The most productive (`star') bioscientists possessed intellectual human capital of extraordinary scientific and pecuniary value for some 10-15 yrs after Cohen & Boyer's 1973 founding discovery for biotechnology. This extraordinary value was due to the union of still scarce knowledge of the new research techniques and genius to apply these techniques in valuable ways. As in other sciences, star bioscientists were particularly protective of their ideas in the early years of the revolution, tending to collaborate more within their own institution which slowed diffusion to other scientists. Therefore, close, bench-level working ties between stars and firm scientists were needed to accomplish commercialization of the breakthroughs. Where and when the star scientists were actively producing academic publications is a key determinant of where and when commercial firms began to use biotechnology.

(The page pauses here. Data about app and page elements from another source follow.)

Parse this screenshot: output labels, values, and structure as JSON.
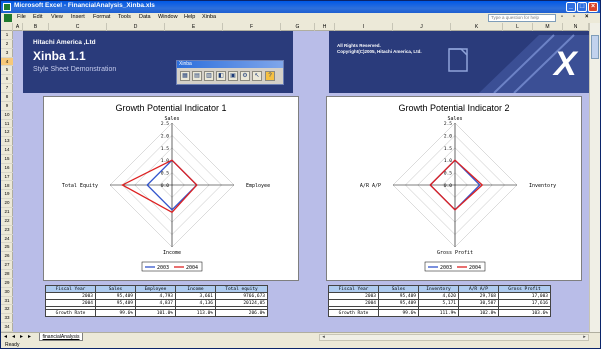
{
  "window": {
    "title": "Microsoft Excel - FinancialAnalysis_Xinba.xls"
  },
  "menu": {
    "items": [
      "File",
      "Edit",
      "View",
      "Insert",
      "Format",
      "Tools",
      "Data",
      "Window",
      "Help",
      "Xinba"
    ],
    "help_placeholder": "Type a question for help"
  },
  "columns": [
    "A",
    "B",
    "C",
    "D",
    "E",
    "F",
    "G",
    "H",
    "I",
    "J",
    "K",
    "L",
    "M",
    "N"
  ],
  "rows": [
    "1",
    "2",
    "3",
    "4",
    "5",
    "6",
    "7",
    "8",
    "9",
    "10",
    "11",
    "12",
    "13",
    "14",
    "15",
    "16",
    "17",
    "18",
    "19",
    "20",
    "21",
    "22",
    "23",
    "24",
    "25",
    "26",
    "27",
    "28",
    "29",
    "30",
    "31",
    "32",
    "33",
    "34"
  ],
  "banner": {
    "company": "Hitachi America ,Ltd",
    "product": "Xinba 1.1",
    "subtitle": "Style Sheet Demonstration",
    "rights_line1": "All Rights Reserved.",
    "rights_line2": "Copyright(C)2005, Hitachi America, Ltd."
  },
  "toolbar": {
    "title": "Xinba"
  },
  "charts": [
    {
      "title": "Growth Potential Indicator 1",
      "ticks": [
        "2.5",
        "2.0",
        "1.5",
        "1.0",
        "0.5",
        "0.0"
      ],
      "axis_labels": [
        "Sales",
        "Employee",
        "Income",
        "Total Equity"
      ],
      "legend": [
        "2003",
        "2004"
      ],
      "colors": [
        "#3355cc",
        "#dd2222"
      ]
    },
    {
      "title": "Growth Potential Indicator 2",
      "ticks": [
        "2.5",
        "2.0",
        "1.5",
        "1.0",
        "0.5",
        "0.0"
      ],
      "axis_labels": [
        "Sales",
        "Inventory",
        "Gross Profit",
        "A/R  A/P"
      ],
      "legend": [
        "2003",
        "2004"
      ],
      "colors": [
        "#3355cc",
        "#dd2222"
      ]
    }
  ],
  "chart_data": [
    {
      "type": "radar",
      "title": "Growth Potential Indicator 1",
      "axes": [
        "Sales",
        "Employee",
        "Income",
        "Total Equity"
      ],
      "range": [
        0,
        2.5
      ],
      "series": [
        {
          "name": "2003",
          "values": [
            1.0,
            1.0,
            1.0,
            1.0
          ]
        },
        {
          "name": "2004",
          "values": [
            1.0,
            1.0,
            1.1,
            2.0
          ]
        }
      ]
    },
    {
      "type": "radar",
      "title": "Growth Potential Indicator 2",
      "axes": [
        "Sales",
        "Inventory",
        "Gross Profit",
        "A/R  A/P"
      ],
      "range": [
        0,
        2.5
      ],
      "series": [
        {
          "name": "2003",
          "values": [
            1.0,
            1.0,
            1.0,
            1.0
          ]
        },
        {
          "name": "2004",
          "values": [
            1.0,
            1.1,
            1.0,
            1.0
          ]
        }
      ]
    }
  ],
  "tables": [
    {
      "headers": [
        "Fiscal Year",
        "Sales",
        "Employee",
        "Income",
        "Total equity"
      ],
      "rows": [
        [
          "2003",
          "95,409",
          "4,793",
          "3,661",
          "9766,673"
        ],
        [
          "2004",
          "95,409",
          "4,837",
          "4,136",
          "20124,05"
        ]
      ],
      "growth_label": "Growth Rate",
      "growth": [
        "99.6%",
        "101.0%",
        "113.0%",
        "206.0%"
      ]
    },
    {
      "headers": [
        "Fiscal Year",
        "Sales",
        "Inventory",
        "A/R A/P",
        "Gross Profit"
      ],
      "rows": [
        [
          "2003",
          "95,409",
          "4,620",
          "29,768",
          "17,003"
        ],
        [
          "2004",
          "95,409",
          "5,171",
          "30,587",
          "17,616"
        ]
      ],
      "growth_label": "Growth Rate",
      "growth": [
        "99.6%",
        "111.9%",
        "102.8%",
        "103.6%"
      ]
    }
  ],
  "sheet_tab": {
    "label": "financialAnalysis"
  },
  "status": {
    "text": "Ready"
  }
}
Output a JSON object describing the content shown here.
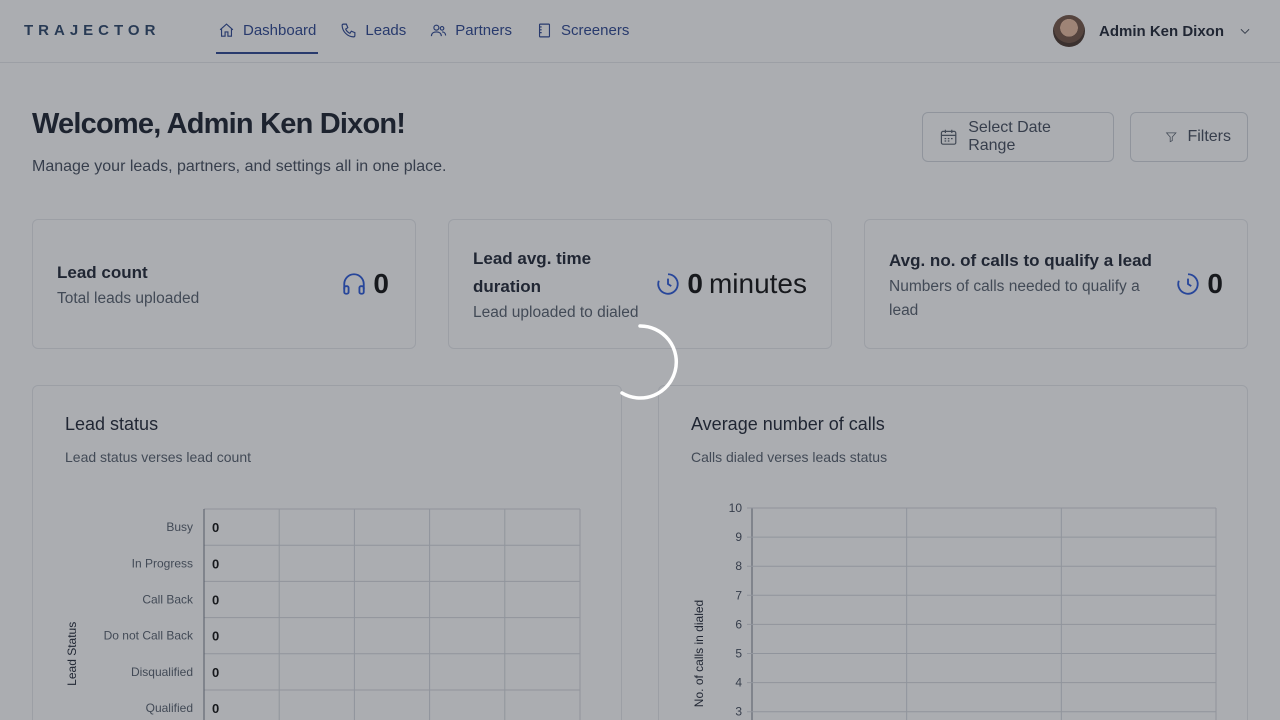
{
  "app": {
    "logo_text": "TRAJECTOR"
  },
  "nav": {
    "items": [
      {
        "label": "Dashboard",
        "icon": "home-icon",
        "active": true
      },
      {
        "label": "Leads",
        "icon": "phone-icon",
        "active": false
      },
      {
        "label": "Partners",
        "icon": "users-icon",
        "active": false
      },
      {
        "label": "Screeners",
        "icon": "document-icon",
        "active": false
      }
    ]
  },
  "user": {
    "name": "Admin Ken Dixon"
  },
  "page": {
    "welcome": "Welcome, Admin Ken Dixon!",
    "subtitle": "Manage your leads, partners, and settings all in one place.",
    "date_button": "Select Date Range",
    "filters_button": "Filters"
  },
  "stats": [
    {
      "title": "Lead count",
      "desc": "Total leads uploaded",
      "value": "0",
      "unit": "",
      "icon": "headphones-icon"
    },
    {
      "title_line1": "Lead avg. time",
      "title_line2": "duration",
      "desc": "Lead uploaded to dialed",
      "value": "0",
      "unit": "minutes",
      "icon": "timer-icon"
    },
    {
      "title": "Avg. no. of calls to qualify a lead",
      "desc_line1": "Numbers of calls needed to qualify a",
      "desc_line2": "lead",
      "value": "0",
      "unit": "",
      "icon": "timer-icon"
    }
  ],
  "panels": {
    "lead_status": {
      "title": "Lead status",
      "subtitle": "Lead status verses lead count"
    },
    "avg_calls": {
      "title": "Average number of calls",
      "subtitle": "Calls dialed verses leads status"
    }
  },
  "chart_data": [
    {
      "type": "bar",
      "orientation": "horizontal",
      "categories": [
        "Busy",
        "In Progress",
        "Call Back",
        "Do not Call Back",
        "Disqualified",
        "Qualified"
      ],
      "values": [
        0,
        0,
        0,
        0,
        0,
        0
      ],
      "ylabel": "Lead Status",
      "grid": true
    },
    {
      "type": "bar",
      "yticks": [
        3,
        4,
        5,
        6,
        7,
        8,
        9,
        10
      ],
      "ylim": [
        0,
        10
      ],
      "ylabel": "No. of calls in dialed",
      "grid": true
    }
  ],
  "colors": {
    "primary": "#1e3a8a",
    "icon_blue": "#1d4ed8",
    "overlay": "#373c46"
  }
}
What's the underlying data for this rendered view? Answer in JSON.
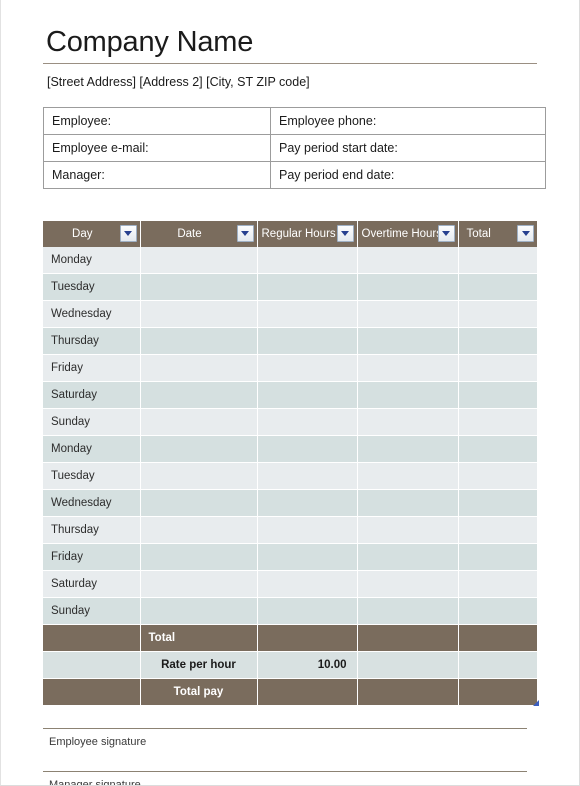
{
  "company": {
    "name": "Company Name",
    "address": "[Street Address] [Address 2] [City, ST ZIP code]"
  },
  "info": {
    "rows": [
      {
        "left": "Employee:",
        "right": "Employee phone:"
      },
      {
        "left": "Employee e-mail:",
        "right": "Pay period start date:"
      },
      {
        "left": "Manager:",
        "right": "Pay period end date:"
      }
    ]
  },
  "timesheet": {
    "headers": [
      {
        "label": "Day",
        "filter": "filter-dropdown-icon"
      },
      {
        "label": "Date",
        "filter": "filter-dropdown-icon"
      },
      {
        "label": "Regular Hours",
        "filter": "filter-dropdown-icon"
      },
      {
        "label": "Overtime Hours",
        "filter": "filter-dropdown-icon"
      },
      {
        "label": "Total",
        "filter": "filter-dropdown-icon"
      }
    ],
    "rows": [
      {
        "day": "Monday",
        "date": "",
        "regular": "",
        "overtime": "",
        "total": ""
      },
      {
        "day": "Tuesday",
        "date": "",
        "regular": "",
        "overtime": "",
        "total": ""
      },
      {
        "day": "Wednesday",
        "date": "",
        "regular": "",
        "overtime": "",
        "total": ""
      },
      {
        "day": "Thursday",
        "date": "",
        "regular": "",
        "overtime": "",
        "total": ""
      },
      {
        "day": "Friday",
        "date": "",
        "regular": "",
        "overtime": "",
        "total": ""
      },
      {
        "day": "Saturday",
        "date": "",
        "regular": "",
        "overtime": "",
        "total": ""
      },
      {
        "day": "Sunday",
        "date": "",
        "regular": "",
        "overtime": "",
        "total": ""
      },
      {
        "day": "Monday",
        "date": "",
        "regular": "",
        "overtime": "",
        "total": ""
      },
      {
        "day": "Tuesday",
        "date": "",
        "regular": "",
        "overtime": "",
        "total": ""
      },
      {
        "day": "Wednesday",
        "date": "",
        "regular": "",
        "overtime": "",
        "total": ""
      },
      {
        "day": "Thursday",
        "date": "",
        "regular": "",
        "overtime": "",
        "total": ""
      },
      {
        "day": "Friday",
        "date": "",
        "regular": "",
        "overtime": "",
        "total": ""
      },
      {
        "day": "Saturday",
        "date": "",
        "regular": "",
        "overtime": "",
        "total": ""
      },
      {
        "day": "Sunday",
        "date": "",
        "regular": "",
        "overtime": "",
        "total": ""
      }
    ],
    "footer": [
      {
        "style": "brown",
        "align": "left",
        "label": "Total",
        "regular": "",
        "overtime": "",
        "total": ""
      },
      {
        "style": "light",
        "align": "center",
        "label": "Rate per hour",
        "regular": "10.00",
        "overtime": "",
        "total": ""
      },
      {
        "style": "brown",
        "align": "center",
        "label": "Total pay",
        "regular": "",
        "overtime": "",
        "total": ""
      }
    ]
  },
  "signatures": [
    {
      "label": "Employee signature"
    },
    {
      "label": "Manager signature"
    }
  ],
  "colors": {
    "header_brown": "#7a6c5d",
    "row_light": "#e8ecee",
    "row_dark": "#d5e0e0",
    "footer_light": "#d8e1e1",
    "rule": "#9a8f82",
    "filter_triangle": "#27408f",
    "resize_handle": "#3b5ec0"
  }
}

The extent of collaboration by a firm's scientists with stars is a powerful predictor of its success: for each 9 articles co-authored by an academic star and firm scientists about 3 more products in development, 1 more on the market and 1550 more employees are estimated. Such collaboration with firms, or employment, also results in significantly higher rates of citation to articles written with the firm. The U.S. scientific and economic infrastructure has been quite effective in fostering and commercializing the bioscientific revolution. To provide an indication of international competitiveness, we estimate stars' distribution, commercial involvement and migration across the top 10 countries in bioscience. These results let us inside the black box to see how scientific breakthroughs become economic growth and consider the implications for policy.